"On the other side of the ball, the Bucs proved to be stout defending the run for the third straight week. The tackling from the defense this preseason has been exemplary. The credit for that should be spread all around, but the physical padded training camp has to be at the top of the list. Morris and the coaching staff got the defense ready to hit and wrap up. There have been an occasional missed tackle, but that will happen in every game even for the best defenses. A team is doing well if the missed tackles are under 10. The first impression from the Dolphins game is that the Buccaneers accomplished that feat for the third straight week. Miami totaled 79 yards rushing in the game and averaged only 3.2 yards per rush. Their longest carry of the night went for only eight yards. Jacksonville and Tennessee both feature good running backs, and in recent seasons have featured strong power running games. The Jaguars could only muster 61 yards on the ground last week, and the Titans had 92 yards against Tampa Bay. Last season Miami had a good running game led by Ronnie Brown and Ricky Williams. That duo combined for only 30 yards on nine carries versus the Bucs. It is clear that the front seven deserve a lot of praise for their run defense this preseason. They have rarely needed safety help, and the plan to have the defensive tackles take on blockers to free up linebackers has worked well up to this point.
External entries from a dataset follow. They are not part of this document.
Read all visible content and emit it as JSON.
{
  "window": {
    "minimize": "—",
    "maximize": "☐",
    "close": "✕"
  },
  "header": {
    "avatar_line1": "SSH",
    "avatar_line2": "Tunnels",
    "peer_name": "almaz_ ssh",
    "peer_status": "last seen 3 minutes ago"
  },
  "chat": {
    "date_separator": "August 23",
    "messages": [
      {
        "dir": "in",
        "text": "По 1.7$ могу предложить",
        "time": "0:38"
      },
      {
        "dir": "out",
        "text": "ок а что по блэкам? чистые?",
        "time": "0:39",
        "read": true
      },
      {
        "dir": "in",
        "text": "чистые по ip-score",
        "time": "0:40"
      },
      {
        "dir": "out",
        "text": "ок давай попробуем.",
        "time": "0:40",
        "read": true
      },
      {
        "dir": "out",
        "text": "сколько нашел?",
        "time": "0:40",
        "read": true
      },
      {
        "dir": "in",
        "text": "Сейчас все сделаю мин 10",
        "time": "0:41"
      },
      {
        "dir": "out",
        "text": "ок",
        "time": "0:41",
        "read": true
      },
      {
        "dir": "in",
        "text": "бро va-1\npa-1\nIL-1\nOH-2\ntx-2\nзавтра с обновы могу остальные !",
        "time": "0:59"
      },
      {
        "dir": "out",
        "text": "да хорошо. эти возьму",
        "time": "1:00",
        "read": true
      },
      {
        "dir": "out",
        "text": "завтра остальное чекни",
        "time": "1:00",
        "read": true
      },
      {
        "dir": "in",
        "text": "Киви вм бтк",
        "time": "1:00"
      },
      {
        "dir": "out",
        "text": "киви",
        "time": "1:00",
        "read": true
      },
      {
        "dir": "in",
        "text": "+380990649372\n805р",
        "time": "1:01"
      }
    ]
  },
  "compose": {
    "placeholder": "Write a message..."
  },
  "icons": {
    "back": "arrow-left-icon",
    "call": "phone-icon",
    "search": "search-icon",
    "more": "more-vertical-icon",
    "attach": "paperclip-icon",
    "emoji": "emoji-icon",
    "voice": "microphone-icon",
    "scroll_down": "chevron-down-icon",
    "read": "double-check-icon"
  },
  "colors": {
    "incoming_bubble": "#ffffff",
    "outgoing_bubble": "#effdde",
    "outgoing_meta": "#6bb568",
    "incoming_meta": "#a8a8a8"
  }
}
Considering the way last season ended with terrible run defense in the final month of the year, the Bucs deserve credit for turning that around in the heading into 2009 season."